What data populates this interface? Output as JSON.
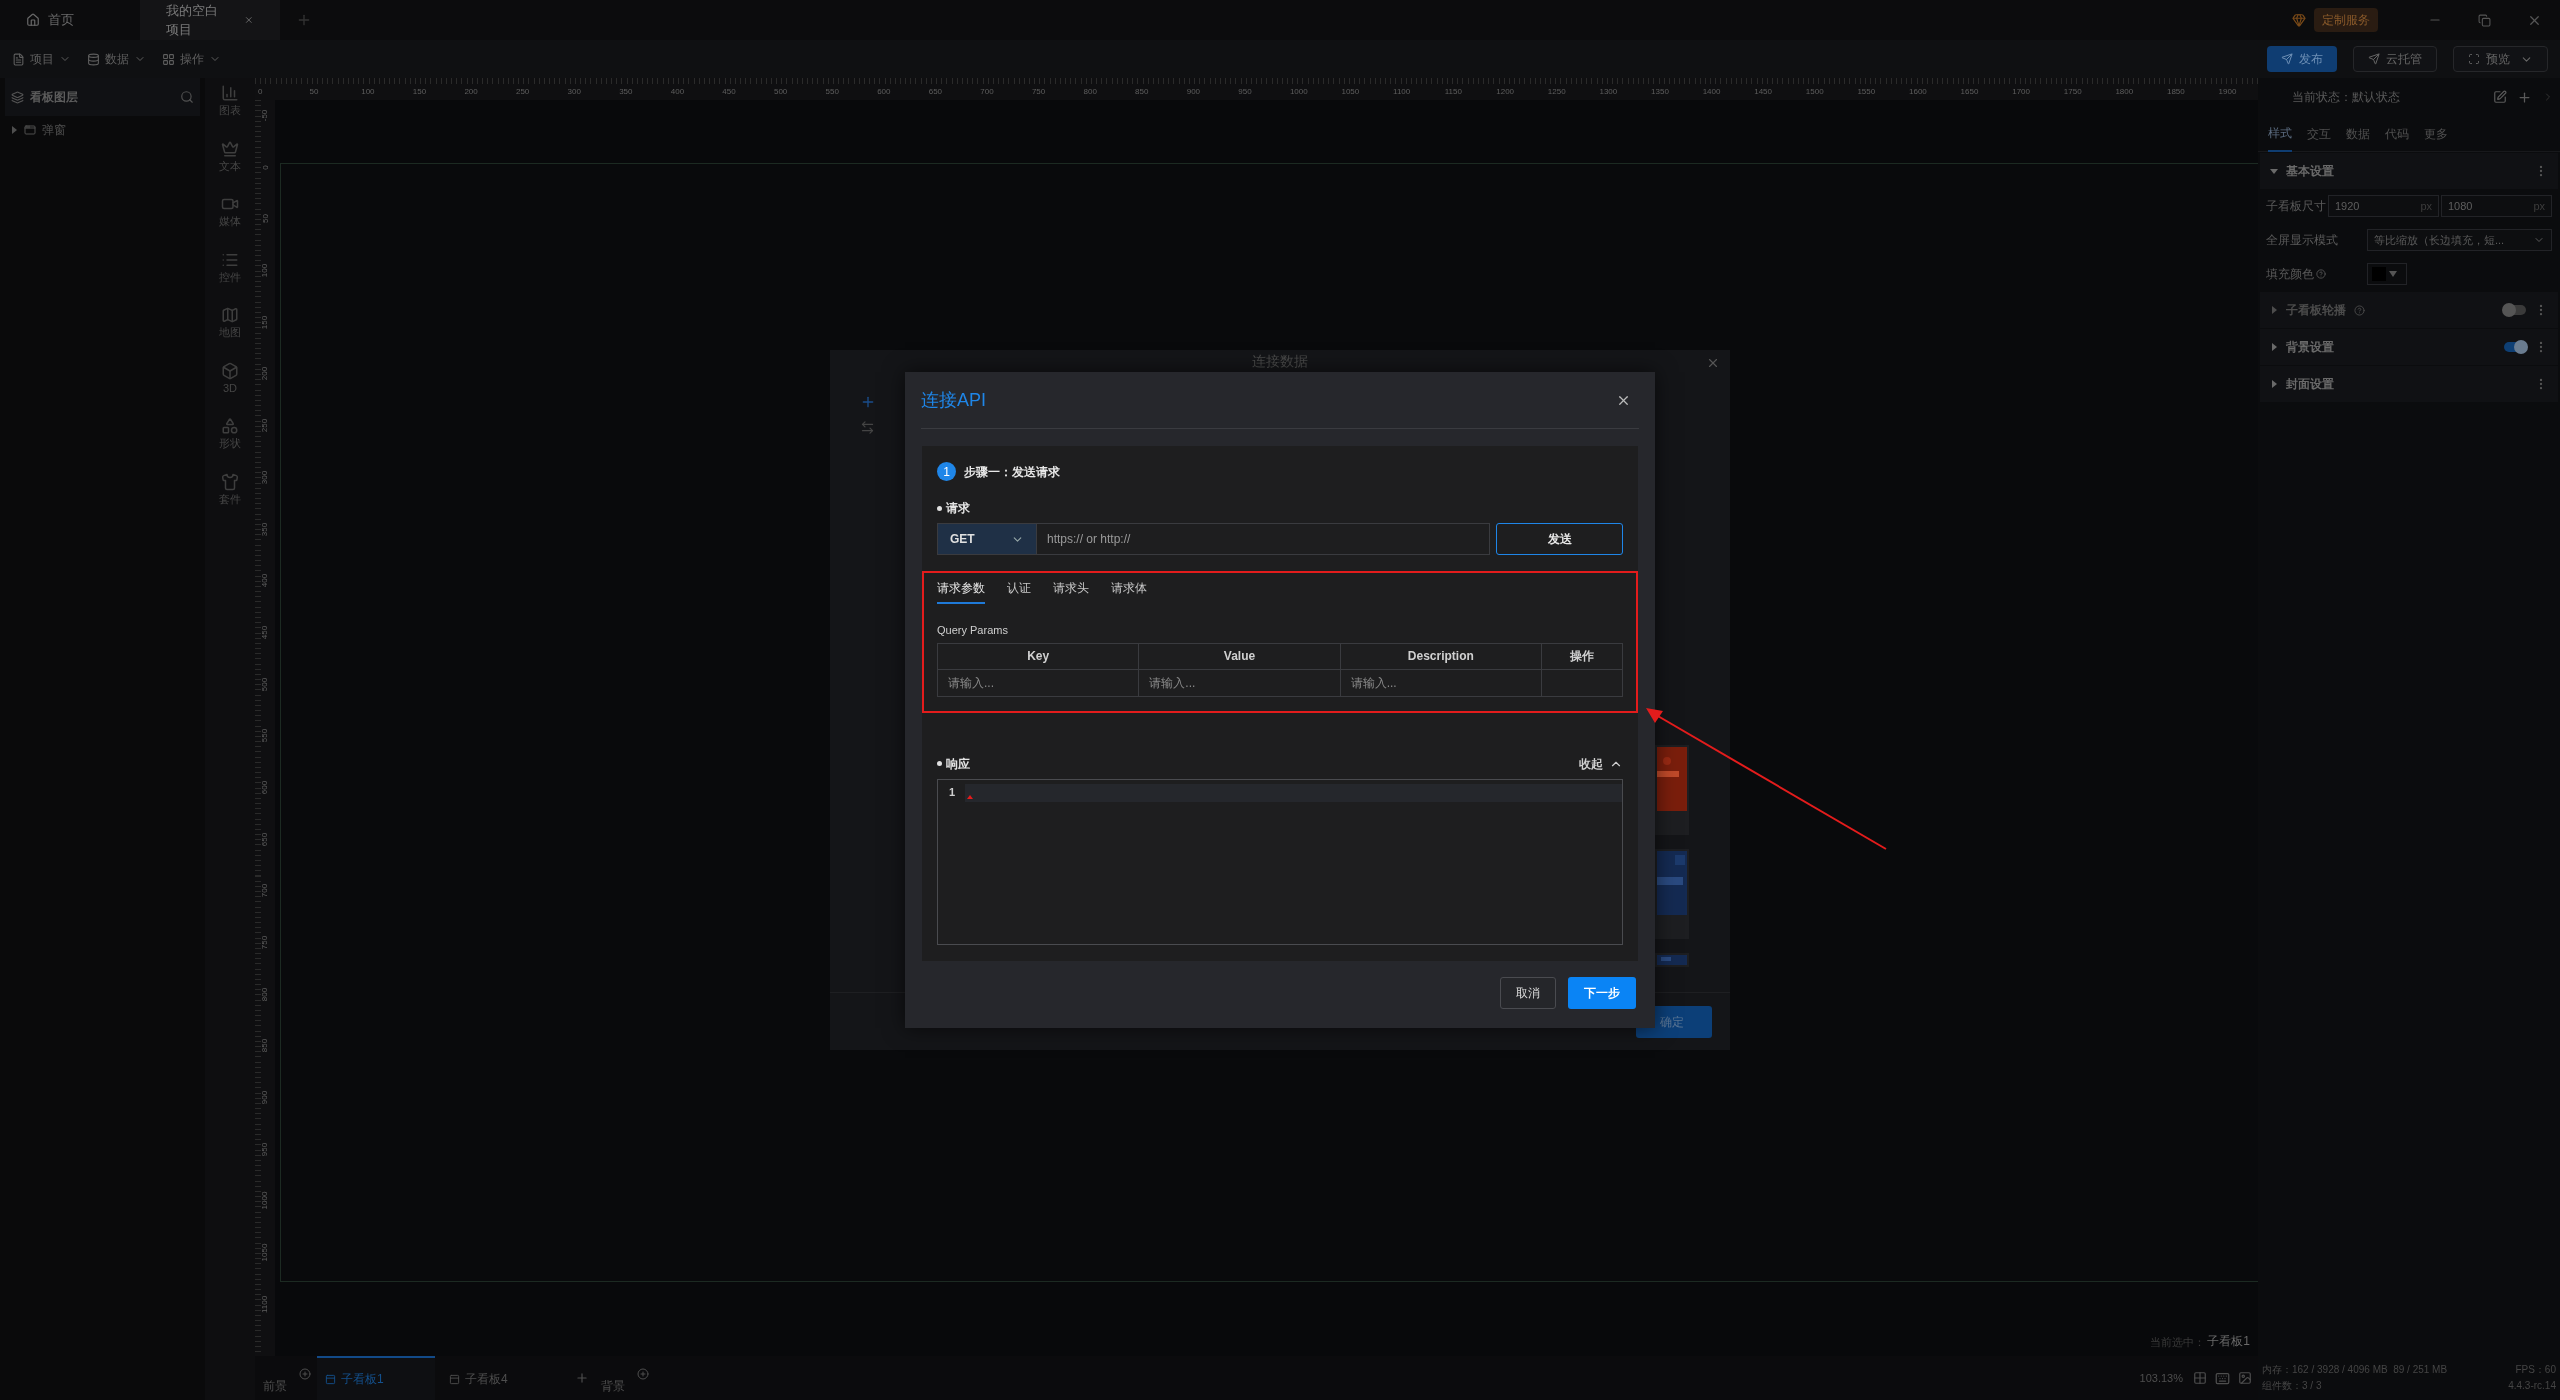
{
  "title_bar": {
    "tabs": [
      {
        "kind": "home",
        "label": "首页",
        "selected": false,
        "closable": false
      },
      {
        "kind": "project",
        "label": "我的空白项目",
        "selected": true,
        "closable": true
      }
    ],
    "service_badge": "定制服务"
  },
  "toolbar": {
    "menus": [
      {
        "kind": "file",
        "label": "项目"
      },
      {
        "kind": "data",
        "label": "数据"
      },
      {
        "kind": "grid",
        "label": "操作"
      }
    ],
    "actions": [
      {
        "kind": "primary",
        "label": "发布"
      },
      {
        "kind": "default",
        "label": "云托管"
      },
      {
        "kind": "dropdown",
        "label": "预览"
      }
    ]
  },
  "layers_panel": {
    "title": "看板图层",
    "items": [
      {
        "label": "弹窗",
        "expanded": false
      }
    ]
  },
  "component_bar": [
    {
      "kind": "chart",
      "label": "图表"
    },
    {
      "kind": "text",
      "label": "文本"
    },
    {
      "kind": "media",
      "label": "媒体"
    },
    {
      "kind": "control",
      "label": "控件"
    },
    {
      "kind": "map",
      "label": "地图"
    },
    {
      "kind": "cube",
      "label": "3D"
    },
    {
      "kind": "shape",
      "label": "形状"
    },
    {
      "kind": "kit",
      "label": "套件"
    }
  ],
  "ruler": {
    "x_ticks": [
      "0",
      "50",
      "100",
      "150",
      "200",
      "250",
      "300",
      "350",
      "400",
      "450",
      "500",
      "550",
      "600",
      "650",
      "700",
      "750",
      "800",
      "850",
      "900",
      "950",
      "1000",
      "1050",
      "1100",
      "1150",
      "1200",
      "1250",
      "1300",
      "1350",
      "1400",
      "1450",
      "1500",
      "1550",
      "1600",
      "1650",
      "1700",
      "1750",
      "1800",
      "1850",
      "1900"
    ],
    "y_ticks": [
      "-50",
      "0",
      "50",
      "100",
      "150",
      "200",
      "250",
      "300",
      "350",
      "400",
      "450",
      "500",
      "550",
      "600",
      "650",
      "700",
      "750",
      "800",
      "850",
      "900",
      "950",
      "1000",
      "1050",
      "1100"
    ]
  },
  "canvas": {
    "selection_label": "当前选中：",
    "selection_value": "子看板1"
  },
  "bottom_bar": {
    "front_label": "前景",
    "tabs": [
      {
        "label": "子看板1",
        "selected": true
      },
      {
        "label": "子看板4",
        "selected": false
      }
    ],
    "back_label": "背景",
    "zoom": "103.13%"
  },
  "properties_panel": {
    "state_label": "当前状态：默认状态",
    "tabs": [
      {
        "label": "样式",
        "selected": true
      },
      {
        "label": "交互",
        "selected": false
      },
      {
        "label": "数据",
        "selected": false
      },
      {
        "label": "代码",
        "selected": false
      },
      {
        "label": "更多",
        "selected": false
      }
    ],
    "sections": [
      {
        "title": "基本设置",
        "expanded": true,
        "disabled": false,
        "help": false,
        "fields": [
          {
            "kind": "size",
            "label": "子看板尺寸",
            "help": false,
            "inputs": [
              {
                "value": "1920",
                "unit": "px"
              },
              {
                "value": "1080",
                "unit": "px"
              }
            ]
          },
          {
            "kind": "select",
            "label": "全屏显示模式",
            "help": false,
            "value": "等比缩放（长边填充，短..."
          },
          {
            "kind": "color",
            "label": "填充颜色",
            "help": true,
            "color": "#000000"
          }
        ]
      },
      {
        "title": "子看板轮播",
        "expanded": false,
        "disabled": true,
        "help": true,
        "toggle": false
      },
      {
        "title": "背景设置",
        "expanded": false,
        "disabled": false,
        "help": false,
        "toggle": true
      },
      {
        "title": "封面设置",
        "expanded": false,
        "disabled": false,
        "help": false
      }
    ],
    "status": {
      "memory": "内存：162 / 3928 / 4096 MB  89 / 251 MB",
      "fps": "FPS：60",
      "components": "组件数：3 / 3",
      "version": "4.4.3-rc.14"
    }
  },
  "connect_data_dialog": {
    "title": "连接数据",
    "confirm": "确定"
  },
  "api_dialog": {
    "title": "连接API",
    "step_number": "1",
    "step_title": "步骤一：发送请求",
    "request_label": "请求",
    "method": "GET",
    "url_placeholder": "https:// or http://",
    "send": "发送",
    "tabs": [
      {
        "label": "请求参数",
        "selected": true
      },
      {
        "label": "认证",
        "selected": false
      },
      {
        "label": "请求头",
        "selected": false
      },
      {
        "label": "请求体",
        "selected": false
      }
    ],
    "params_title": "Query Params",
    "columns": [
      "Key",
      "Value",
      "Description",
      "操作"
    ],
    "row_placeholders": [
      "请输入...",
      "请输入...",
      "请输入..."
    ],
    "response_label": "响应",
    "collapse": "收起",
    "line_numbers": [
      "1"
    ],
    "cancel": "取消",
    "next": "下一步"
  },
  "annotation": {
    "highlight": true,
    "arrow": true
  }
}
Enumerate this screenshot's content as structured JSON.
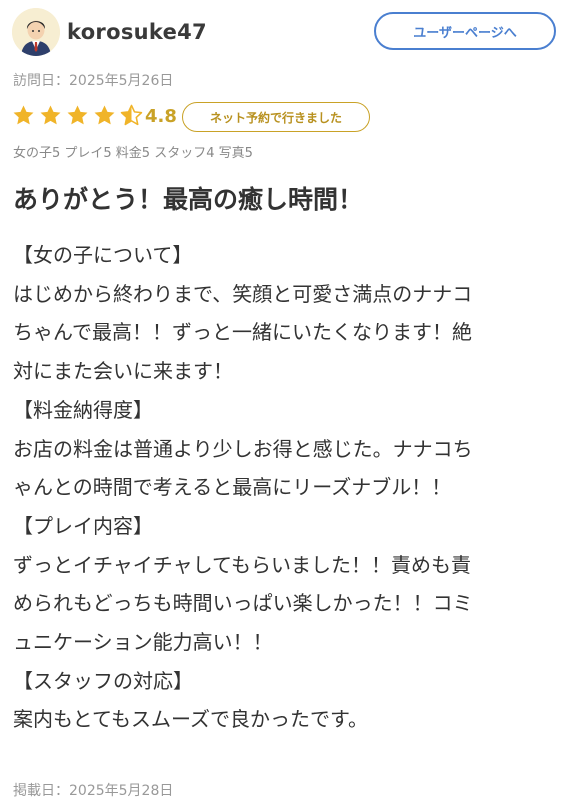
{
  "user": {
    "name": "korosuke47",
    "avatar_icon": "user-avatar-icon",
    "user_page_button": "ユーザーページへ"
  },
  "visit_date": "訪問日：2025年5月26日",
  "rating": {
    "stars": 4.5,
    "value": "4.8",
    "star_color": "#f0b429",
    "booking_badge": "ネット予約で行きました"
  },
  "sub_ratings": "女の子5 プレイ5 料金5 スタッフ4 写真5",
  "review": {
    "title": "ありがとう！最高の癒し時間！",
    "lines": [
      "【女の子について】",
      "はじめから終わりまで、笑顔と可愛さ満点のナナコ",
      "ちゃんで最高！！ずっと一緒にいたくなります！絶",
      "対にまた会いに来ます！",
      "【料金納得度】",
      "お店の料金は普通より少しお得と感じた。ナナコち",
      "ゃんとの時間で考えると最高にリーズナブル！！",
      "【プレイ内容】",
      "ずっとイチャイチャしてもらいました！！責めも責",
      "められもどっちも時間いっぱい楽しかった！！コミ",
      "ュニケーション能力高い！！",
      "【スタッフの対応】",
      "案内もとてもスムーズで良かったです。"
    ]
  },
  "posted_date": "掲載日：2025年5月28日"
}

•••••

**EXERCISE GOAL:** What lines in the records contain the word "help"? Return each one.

**SOLUTION TO THIS EXERCISE:**
        "help": false,
            "help": false,
            "help": false,
            "help": true,
        "help": true,
        "help": false,
        "help": false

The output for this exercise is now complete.